There has been significant concern about the chemical content of this water and its possible effects on water tables, human health, and the surrounding environment. Researchers took samples from three wells and conducted analysis. They found that all samples had levels of toxic elements such as mercury and arsenic in excess of US federal contamination standards on water quality. They also found carcinogens at dangerously high levels. However they did not find ethylbenzene and other polyaromatic hydrocarbons, which had previously been thought to be dissolved in produced water. These two compounds are carcinogens. Significant amounts of halogenated hydrocarbons, such as chlorine and bromine were also found, which causes neurological damage in humans.
This research highlights problems with wastewater and fracking. It not only confirms the presence of toxic and carcinogenic elements in fracking wastewater it also identifies the challenges of cleaning produced water. The study calls for more research at different sites to establish a broader understanding of produced water and to develop better ways of cleaning produced water.
Source: Maguire-Boyle, S., & Barron, A. (2014). Organic compounds in produced waters from shale gas wells. Environmental Science: Processes & Impacts 16(10): 2237–2248. DOI: 10.1039/C4EM00376D.
In the township of Poland in Ohio a series of earthquakes were detected in March of 2014. These earthquakes coincided with fracking operations in that month.
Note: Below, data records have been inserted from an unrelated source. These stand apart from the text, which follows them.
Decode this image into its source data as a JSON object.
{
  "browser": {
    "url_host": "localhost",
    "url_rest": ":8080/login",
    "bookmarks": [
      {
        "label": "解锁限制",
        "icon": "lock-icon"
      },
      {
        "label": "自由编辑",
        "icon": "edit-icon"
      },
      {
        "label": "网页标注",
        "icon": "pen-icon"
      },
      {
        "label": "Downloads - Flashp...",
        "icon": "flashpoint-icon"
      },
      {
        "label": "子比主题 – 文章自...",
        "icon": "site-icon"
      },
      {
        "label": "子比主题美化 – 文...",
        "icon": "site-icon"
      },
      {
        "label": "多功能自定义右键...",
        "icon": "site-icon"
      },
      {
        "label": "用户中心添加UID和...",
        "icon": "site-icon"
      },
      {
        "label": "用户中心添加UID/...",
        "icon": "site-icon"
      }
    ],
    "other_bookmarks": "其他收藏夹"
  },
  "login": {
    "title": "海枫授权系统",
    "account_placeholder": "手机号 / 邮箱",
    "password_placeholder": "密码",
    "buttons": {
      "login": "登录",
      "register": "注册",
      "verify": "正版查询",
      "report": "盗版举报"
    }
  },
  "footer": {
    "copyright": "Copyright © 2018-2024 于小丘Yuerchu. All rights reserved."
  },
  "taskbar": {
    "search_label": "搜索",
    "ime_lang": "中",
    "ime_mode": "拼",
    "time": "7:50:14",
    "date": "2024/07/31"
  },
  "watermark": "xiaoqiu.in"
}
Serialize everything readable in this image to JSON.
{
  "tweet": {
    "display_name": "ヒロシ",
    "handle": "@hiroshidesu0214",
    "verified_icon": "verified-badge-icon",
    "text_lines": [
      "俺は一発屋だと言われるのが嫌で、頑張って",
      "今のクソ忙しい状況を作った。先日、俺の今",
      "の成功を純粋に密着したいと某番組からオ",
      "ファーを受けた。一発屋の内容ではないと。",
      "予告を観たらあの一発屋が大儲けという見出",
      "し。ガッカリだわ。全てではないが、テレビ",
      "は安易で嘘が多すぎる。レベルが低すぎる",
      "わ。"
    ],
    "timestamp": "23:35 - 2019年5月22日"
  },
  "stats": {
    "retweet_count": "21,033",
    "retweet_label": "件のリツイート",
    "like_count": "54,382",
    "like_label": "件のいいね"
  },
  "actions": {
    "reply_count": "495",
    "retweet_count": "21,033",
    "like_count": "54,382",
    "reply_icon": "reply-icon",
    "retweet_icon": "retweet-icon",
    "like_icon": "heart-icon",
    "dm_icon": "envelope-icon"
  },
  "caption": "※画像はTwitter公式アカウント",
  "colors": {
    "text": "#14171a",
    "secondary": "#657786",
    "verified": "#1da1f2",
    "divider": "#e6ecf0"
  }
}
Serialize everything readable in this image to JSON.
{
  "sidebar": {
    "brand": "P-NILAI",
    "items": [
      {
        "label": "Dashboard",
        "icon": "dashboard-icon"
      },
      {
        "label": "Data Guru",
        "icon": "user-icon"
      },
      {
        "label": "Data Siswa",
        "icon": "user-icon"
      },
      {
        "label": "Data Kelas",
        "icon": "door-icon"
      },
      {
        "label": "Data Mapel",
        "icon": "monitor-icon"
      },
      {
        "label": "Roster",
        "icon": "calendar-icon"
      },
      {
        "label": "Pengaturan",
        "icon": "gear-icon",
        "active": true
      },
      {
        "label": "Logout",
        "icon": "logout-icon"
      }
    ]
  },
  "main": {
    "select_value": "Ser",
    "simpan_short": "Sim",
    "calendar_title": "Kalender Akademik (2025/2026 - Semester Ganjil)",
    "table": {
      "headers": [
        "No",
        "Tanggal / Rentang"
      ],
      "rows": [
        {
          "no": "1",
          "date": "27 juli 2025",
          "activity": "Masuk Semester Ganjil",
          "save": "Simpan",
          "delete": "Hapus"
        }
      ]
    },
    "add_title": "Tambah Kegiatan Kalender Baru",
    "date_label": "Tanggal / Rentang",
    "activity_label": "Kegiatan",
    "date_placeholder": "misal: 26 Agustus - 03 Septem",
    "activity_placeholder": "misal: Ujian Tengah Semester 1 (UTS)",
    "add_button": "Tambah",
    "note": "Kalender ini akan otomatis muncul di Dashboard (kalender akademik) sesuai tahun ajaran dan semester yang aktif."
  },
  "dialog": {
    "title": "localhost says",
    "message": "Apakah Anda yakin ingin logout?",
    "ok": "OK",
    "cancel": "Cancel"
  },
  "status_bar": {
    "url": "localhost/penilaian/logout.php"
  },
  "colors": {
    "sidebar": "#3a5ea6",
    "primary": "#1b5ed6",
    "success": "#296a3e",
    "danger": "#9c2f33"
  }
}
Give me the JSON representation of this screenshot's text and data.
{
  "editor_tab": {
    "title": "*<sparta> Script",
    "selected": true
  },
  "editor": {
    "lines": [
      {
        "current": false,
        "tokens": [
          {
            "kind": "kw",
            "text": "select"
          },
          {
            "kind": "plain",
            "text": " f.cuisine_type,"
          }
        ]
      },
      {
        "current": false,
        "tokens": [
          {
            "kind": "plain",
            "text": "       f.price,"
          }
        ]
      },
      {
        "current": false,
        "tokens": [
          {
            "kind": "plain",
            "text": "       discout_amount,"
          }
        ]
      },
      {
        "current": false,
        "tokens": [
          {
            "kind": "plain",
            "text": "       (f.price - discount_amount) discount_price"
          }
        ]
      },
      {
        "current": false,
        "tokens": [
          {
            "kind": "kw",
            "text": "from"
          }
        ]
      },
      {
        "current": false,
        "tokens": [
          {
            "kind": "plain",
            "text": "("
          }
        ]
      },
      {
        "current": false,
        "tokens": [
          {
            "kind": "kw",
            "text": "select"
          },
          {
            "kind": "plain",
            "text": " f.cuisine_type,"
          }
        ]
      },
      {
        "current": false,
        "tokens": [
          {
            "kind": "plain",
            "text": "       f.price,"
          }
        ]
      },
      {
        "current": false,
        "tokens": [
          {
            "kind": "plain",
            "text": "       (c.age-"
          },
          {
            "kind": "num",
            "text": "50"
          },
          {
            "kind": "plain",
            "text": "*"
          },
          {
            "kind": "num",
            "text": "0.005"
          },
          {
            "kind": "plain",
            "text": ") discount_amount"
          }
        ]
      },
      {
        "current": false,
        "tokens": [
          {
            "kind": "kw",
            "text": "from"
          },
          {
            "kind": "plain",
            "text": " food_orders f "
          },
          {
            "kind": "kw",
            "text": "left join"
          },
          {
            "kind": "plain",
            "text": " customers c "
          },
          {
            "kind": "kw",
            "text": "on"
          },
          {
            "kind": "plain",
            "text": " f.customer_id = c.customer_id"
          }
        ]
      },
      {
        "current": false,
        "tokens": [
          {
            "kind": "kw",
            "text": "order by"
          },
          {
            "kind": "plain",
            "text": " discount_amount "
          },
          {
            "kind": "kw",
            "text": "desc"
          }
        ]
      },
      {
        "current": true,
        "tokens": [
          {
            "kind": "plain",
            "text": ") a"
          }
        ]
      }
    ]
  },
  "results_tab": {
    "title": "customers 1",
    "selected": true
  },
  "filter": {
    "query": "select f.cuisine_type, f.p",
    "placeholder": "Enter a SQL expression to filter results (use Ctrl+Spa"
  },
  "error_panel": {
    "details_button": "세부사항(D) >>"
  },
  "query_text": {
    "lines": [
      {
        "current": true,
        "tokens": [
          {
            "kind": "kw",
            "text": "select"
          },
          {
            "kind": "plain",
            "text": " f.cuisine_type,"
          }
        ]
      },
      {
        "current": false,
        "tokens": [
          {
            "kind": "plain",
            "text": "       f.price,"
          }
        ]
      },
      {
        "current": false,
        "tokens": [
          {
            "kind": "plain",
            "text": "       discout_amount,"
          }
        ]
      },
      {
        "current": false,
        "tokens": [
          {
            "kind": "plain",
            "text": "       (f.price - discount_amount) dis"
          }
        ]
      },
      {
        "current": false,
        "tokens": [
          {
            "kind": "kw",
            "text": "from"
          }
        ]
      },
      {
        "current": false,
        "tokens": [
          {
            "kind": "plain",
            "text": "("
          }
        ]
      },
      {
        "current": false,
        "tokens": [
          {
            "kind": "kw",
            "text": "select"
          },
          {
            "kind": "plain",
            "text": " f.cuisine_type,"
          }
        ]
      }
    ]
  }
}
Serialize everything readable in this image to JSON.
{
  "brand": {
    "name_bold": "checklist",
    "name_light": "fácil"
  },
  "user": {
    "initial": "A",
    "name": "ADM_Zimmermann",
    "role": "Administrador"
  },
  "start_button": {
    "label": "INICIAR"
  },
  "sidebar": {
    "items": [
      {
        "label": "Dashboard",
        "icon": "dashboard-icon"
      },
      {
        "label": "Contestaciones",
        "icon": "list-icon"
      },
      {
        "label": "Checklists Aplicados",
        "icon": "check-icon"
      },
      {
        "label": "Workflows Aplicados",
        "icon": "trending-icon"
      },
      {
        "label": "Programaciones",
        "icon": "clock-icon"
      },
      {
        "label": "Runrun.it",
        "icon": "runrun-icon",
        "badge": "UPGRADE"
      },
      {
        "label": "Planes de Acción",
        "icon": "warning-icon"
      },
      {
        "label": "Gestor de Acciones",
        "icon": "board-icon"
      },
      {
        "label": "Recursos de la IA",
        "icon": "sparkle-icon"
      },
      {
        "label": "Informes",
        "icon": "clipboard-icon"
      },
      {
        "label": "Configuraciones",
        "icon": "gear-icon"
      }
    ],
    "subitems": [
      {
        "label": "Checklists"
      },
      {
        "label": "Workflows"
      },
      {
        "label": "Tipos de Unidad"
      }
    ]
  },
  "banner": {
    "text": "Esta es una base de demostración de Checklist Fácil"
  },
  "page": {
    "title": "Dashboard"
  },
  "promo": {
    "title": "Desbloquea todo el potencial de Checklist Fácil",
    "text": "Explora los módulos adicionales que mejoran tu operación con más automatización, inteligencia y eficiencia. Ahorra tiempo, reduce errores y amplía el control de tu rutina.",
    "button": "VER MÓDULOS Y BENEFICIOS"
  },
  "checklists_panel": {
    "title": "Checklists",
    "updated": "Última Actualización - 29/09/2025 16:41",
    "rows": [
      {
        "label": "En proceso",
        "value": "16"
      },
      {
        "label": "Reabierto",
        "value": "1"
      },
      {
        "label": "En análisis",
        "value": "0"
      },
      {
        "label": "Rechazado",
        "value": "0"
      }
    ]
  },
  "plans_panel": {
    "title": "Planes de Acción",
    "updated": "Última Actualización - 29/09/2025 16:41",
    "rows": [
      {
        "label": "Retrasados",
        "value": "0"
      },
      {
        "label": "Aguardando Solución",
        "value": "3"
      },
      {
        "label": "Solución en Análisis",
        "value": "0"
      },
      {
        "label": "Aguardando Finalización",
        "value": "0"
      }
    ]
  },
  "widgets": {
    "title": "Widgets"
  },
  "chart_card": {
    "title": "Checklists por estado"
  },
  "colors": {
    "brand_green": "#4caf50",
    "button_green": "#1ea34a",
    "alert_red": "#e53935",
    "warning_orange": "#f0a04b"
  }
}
The conclusion of the study is that fracking operations caused these earthquakes. Five of these earthquakes were between 2.1 and 3.0. A 3.0 earthquake is a level which, according to the federal seismology services, is an experience similar to a large truck passing nearby.
It has been known for some time now that fracking causes large numbers of micro earthquakes. Fracking literally creates long micro fractures in rock formations. Injecting fracking fluid into these new fractures causes micro quakes. It is quite uncommon for fracking to cause larger earthquakes which can be felt by people on the surface. However the geography deep underground is not well understood in some regions. Sometimes fracking takes place in or near unknown fractures, creating risk for larger earthquakes as were detected in Poland Ohio.
“These earthquakes near Poland Township occurred in the Precambrian basement, a very old layer of rock where there are likely to be many pre-existing faults,” said Robert Skoumal who co-authored the study with Michael Brudzinski and Brian Currie at Miami University in Ohio. “This activity did not create a new fault, rather it activated one that we didn’t know about prior to the seismic activity.”
New mapping techniques are being developed to detect and map these deep faults. In the meantime the study calls for closer cooperation between industry, government regulators, and the scientific community to map these faults and prevent more serious earthquakes from occurring.